- And again, when the Clovers confront Missy and Torrance, one of them asks, "Can we just beat these Buffys down?" When they decide not to fight them, another Clover says, "You just got touched by an Angel."
- Or Touched by an Angel.
- In the first movie, Missy gives a Shout-Out to West Side Story when she says they might have to have a rumble. Hilarious in Hindsight given the plot of In It to Win It.
- Speaking of In It to Win It, Star-Crossed Lovers Carson and Penn have a balcony scene.
- In It to Win It is the only film to be set at a cheer camp. So naturally the writers peppered the film with Friday the 13th references (which also takes place at a camp). The opening nightmare scene features a mascot wearing a hockey mask and the rival camp's owner's last name is Voorhees.
- Slapstick: Many of the falls.
- The Spartan Way: Many of the training sequences.
- Spell My Name with an "S": According to the end credits of Bring It On: All Or Nothing, Hayden Panetierre plays Britney.note
- Spoiler Cover: For Worldwide #Cheersmack, the revelation that Dumb Blonde Hannah is actually the villain is spoiled when you see that she's prominently displayed on the cover art as Destiny's rival complete with a different uniform.
- Sudden Musical Ending: The first film ends with "Mickey", the second, with "Hit Me With Your Best Shot".
- Surfer Dude: The love interest in part 4.
- Theme Tune Roll Call: Only Theme Cheer Roll Call in part 2.
- Those Two Girls: Courtney and Whitney from the first movie.
- Token Minority: Subverted both racially and sexually.
- Too Much Information: In the first movie, the following exchange occurs when Missy intercepts her brother Cliff as he's visiting the cheer squad's car wash fundraiser and sticks her breasts in his face:
- Took a Level in Badass: Part 2's alternate cheer team.
- Training from Hell: In the leadup to Nationals in the first movie, Torrance requires that her squad practices constantly. Justified in the sense that they had to create and perfect a routine in three weeks, but still quite harsh.
- Not really.
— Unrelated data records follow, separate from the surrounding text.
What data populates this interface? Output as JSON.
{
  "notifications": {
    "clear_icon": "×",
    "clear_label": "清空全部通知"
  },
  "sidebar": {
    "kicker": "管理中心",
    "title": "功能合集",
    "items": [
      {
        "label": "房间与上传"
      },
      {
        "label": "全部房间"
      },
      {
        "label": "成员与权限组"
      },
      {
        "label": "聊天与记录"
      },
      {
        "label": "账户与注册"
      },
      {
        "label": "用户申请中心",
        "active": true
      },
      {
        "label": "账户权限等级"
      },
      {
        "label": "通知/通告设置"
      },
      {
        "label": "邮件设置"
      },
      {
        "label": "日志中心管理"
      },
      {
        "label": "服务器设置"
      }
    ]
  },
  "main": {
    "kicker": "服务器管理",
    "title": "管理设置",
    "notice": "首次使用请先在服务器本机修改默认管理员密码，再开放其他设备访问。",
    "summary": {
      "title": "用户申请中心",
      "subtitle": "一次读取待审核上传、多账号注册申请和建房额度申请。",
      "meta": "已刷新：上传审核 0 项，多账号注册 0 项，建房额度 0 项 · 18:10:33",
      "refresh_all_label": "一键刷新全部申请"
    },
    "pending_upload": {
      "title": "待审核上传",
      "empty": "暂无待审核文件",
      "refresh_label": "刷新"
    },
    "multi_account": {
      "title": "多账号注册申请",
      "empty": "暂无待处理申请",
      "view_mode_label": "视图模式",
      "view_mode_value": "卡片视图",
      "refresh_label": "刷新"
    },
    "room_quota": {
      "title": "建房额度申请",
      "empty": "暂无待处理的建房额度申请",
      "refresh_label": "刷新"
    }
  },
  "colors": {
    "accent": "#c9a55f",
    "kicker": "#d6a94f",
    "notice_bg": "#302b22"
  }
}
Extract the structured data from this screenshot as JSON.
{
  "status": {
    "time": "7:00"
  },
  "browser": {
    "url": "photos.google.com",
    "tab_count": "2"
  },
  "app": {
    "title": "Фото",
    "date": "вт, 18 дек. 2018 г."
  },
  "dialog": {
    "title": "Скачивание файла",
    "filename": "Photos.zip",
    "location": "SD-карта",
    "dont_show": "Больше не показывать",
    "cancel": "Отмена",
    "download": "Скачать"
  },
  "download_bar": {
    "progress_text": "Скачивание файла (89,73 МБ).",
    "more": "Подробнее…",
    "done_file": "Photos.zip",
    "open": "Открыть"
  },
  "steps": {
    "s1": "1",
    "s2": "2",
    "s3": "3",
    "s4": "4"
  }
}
Disciplining yourself makes perfection, which Torrance epitomized.
- Valley Girl: Exemplified by the cheer that Torrance encourages Missy to perform: "Awesome, oh wow, like totally freak me out, I mean, right on! The Toros sure are number one!" And immediately snarked right back by Missy in the same sing-songy voice that Torrance gave her: "I transferred from Los Angeles! Your school has no gymnastics team! This is a last resort!"
- Villain with Good Publicity: The Bomb Diggity from part 2.
- Vomit Indiscretion Shot: In the first movie, at the Cheerleading Competition, a nervous cheerleader vomits all over her own coach. The Director's Commentary explains that at Cheerleading Competitions, you will see cheerleaders vomiting because they are so nervous.
- Whole Plot Reference: The fourth movie is West Side Story with cheerleading squads instead of gangs.
- Who Wears Short Shorts?: Nearly all of the female cheerleaders at one point or another. Especially in the third installment.
- You Are a Credit to Your Race: Some of the more racist compliments delivered throughout the series.
- Not really in the first one. It seemed more like they were mad about the stolen routine rather than anything else. Racism is only mildly hinted in one scene — the girl's speech about how Torrance's life is "based on one big lie." Otherwise, she offers her a chance to prove herself, instead of giving up in pity.